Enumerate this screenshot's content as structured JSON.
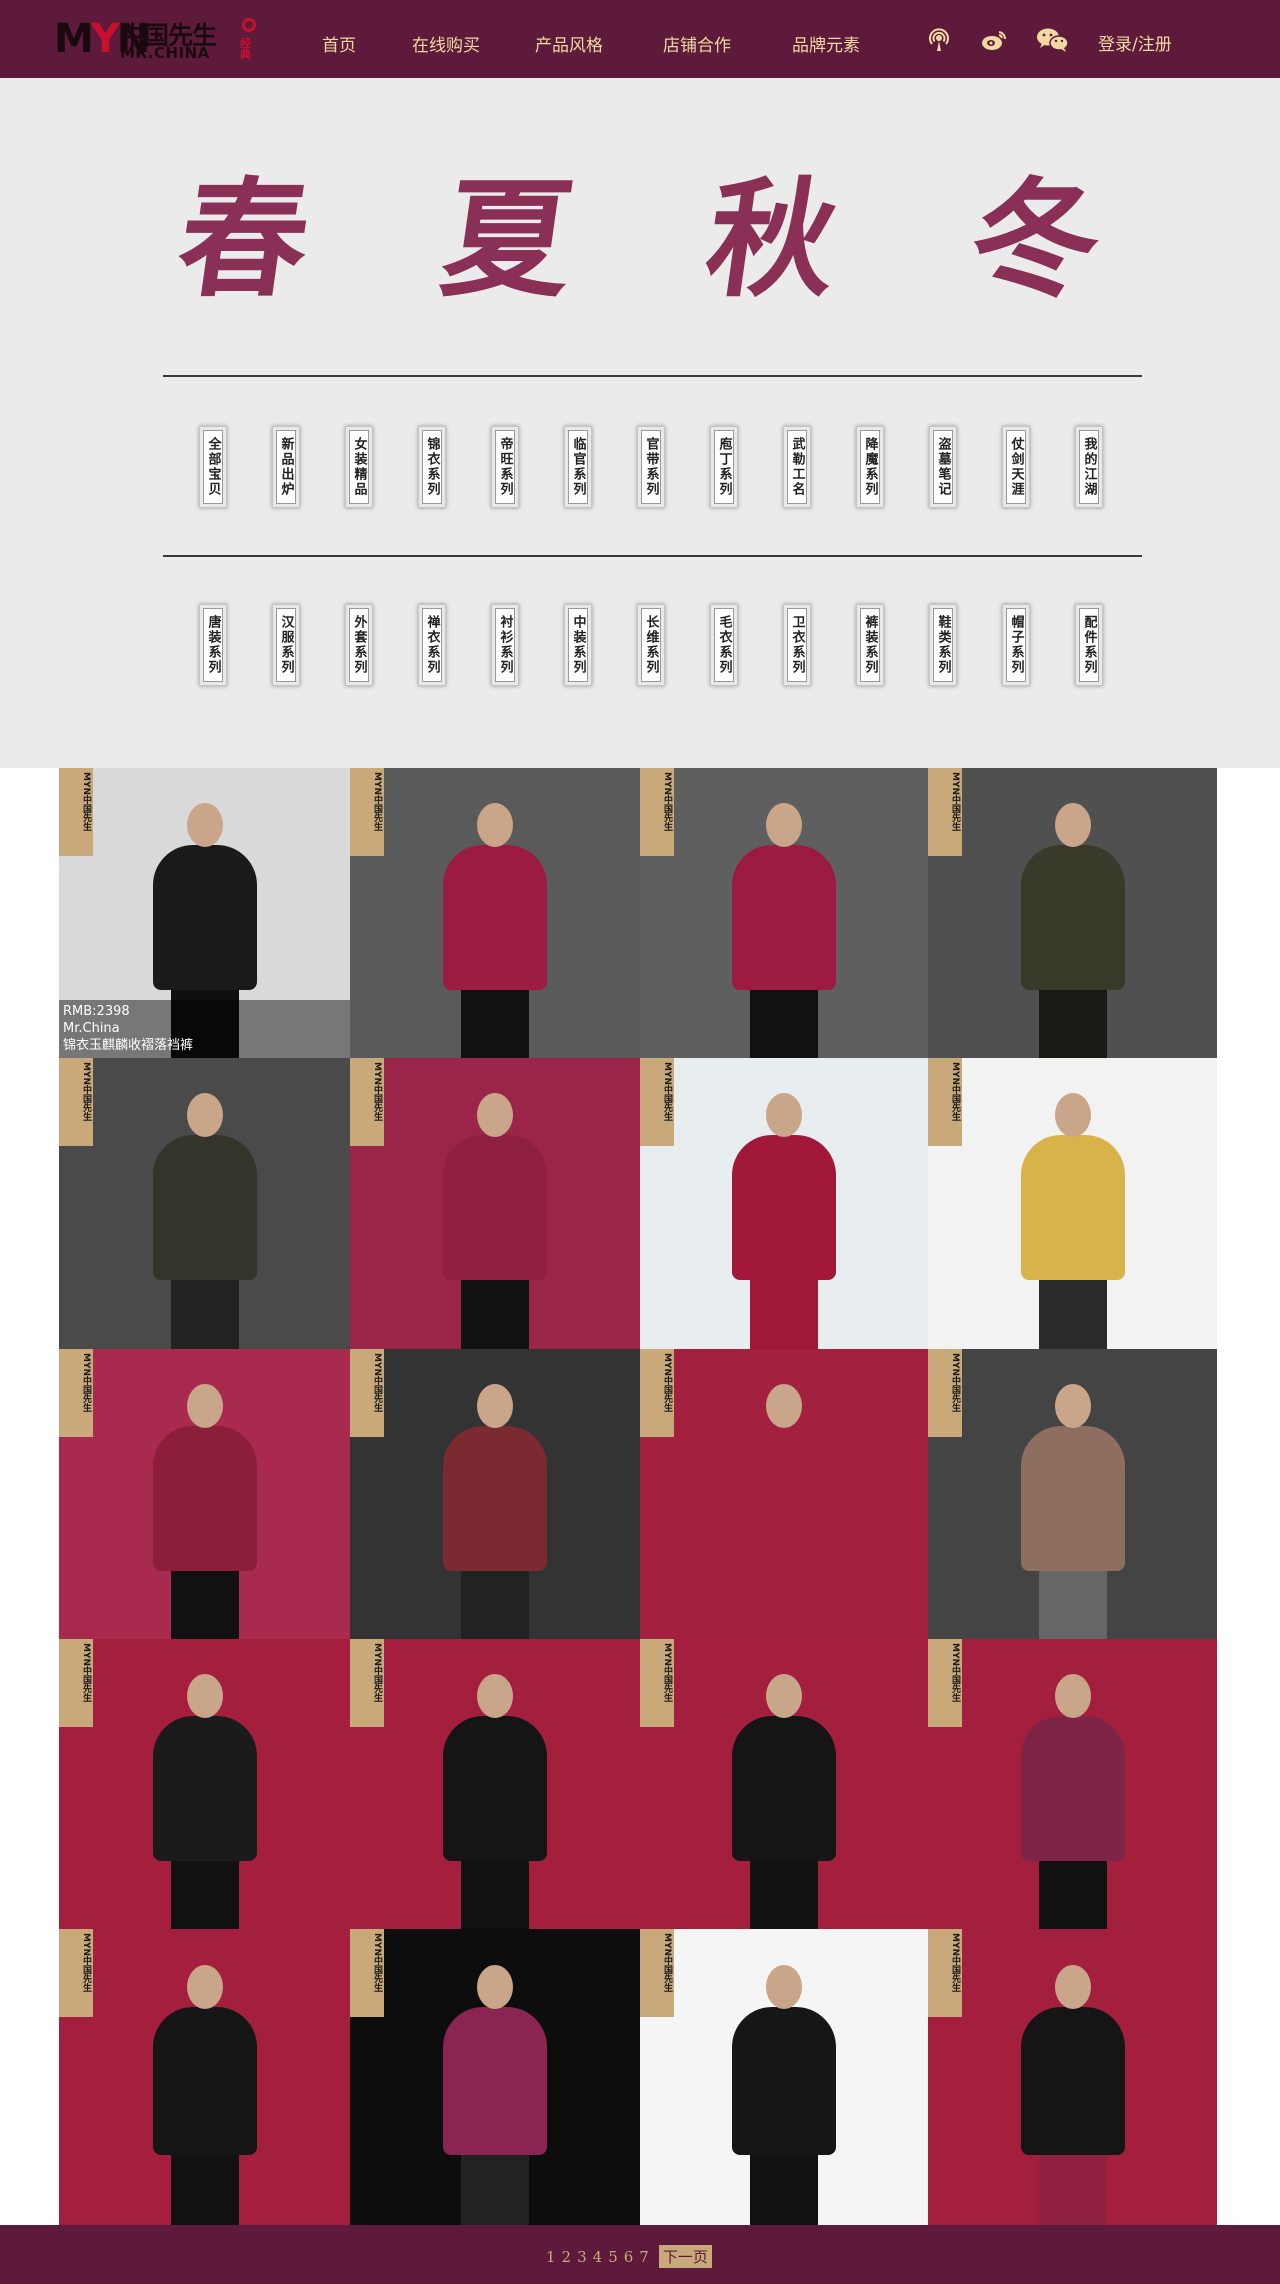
{
  "header": {
    "logo": {
      "mark": "MYN",
      "cn": "中国先生",
      "en": "MR.CHINA",
      "tag": "经典"
    },
    "nav": [
      "首页",
      "在线购买",
      "产品风格",
      "店铺合作",
      "品牌元素"
    ],
    "icons": [
      "podcast-icon",
      "weibo-icon",
      "wechat-icon"
    ],
    "login": "登录/注册"
  },
  "banner": {
    "title_chars": [
      "春",
      "夏",
      "秋",
      "冬"
    ],
    "row1": [
      "全部宝贝",
      "新品出炉",
      "女装精品",
      "锦衣系列",
      "帝旺系列",
      "临官系列",
      "官带系列",
      "庖丁系列",
      "武勒工名",
      "降魔系列",
      "盗墓笔记",
      "仗剑天涯",
      "我的江湖"
    ],
    "row2": [
      "唐装系列",
      "汉服系列",
      "外套系列",
      "禅衣系列",
      "衬衫系列",
      "中装系列",
      "长维系列",
      "毛衣系列",
      "卫衣系列",
      "裤装系列",
      "鞋类系列",
      "帽子系列",
      "配件系列"
    ]
  },
  "products": {
    "badge": "MYN中国先生",
    "first": {
      "price": "RMB:2398",
      "brand": "Mr.China",
      "name": "锦衣玉麒麟收褶落裆裤"
    }
  },
  "pager": {
    "pages": [
      "1",
      "2",
      "3",
      "4",
      "5",
      "6",
      "7"
    ],
    "next": "下一页"
  },
  "colors": {
    "brand": "#5e1a3a",
    "gold": "#f2d9a2",
    "accent": "#8a2f55"
  }
}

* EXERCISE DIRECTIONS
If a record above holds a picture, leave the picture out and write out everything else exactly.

* COMPLETED TASK
Enumerate this screenshot's content as structured JSON.
{
  "header": {
    "logo": {
      "mark": "MYN",
      "cn": "中国先生",
      "en": "MR.CHINA",
      "tag": "经典"
    },
    "nav": [
      "首页",
      "在线购买",
      "产品风格",
      "店铺合作",
      "品牌元素"
    ],
    "icons": [
      "podcast-icon",
      "weibo-icon",
      "wechat-icon"
    ],
    "login": "登录/注册"
  },
  "banner": {
    "title_chars": [
      "春",
      "夏",
      "秋",
      "冬"
    ],
    "row1": [
      "全部宝贝",
      "新品出炉",
      "女装精品",
      "锦衣系列",
      "帝旺系列",
      "临官系列",
      "官带系列",
      "庖丁系列",
      "武勒工名",
      "降魔系列",
      "盗墓笔记",
      "仗剑天涯",
      "我的江湖"
    ],
    "row2": [
      "唐装系列",
      "汉服系列",
      "外套系列",
      "禅衣系列",
      "衬衫系列",
      "中装系列",
      "长维系列",
      "毛衣系列",
      "卫衣系列",
      "裤装系列",
      "鞋类系列",
      "帽子系列",
      "配件系列"
    ]
  },
  "products": {
    "badge": "MYN中国先生",
    "first": {
      "price": "RMB:2398",
      "brand": "Mr.China",
      "name": "锦衣玉麒麟收褶落裆裤"
    }
  },
  "pager": {
    "pages": [
      "1",
      "2",
      "3",
      "4",
      "5",
      "6",
      "7"
    ],
    "next": "下一页"
  },
  "colors": {
    "brand": "#5e1a3a",
    "gold": "#f2d9a2",
    "accent": "#8a2f55"
  }
}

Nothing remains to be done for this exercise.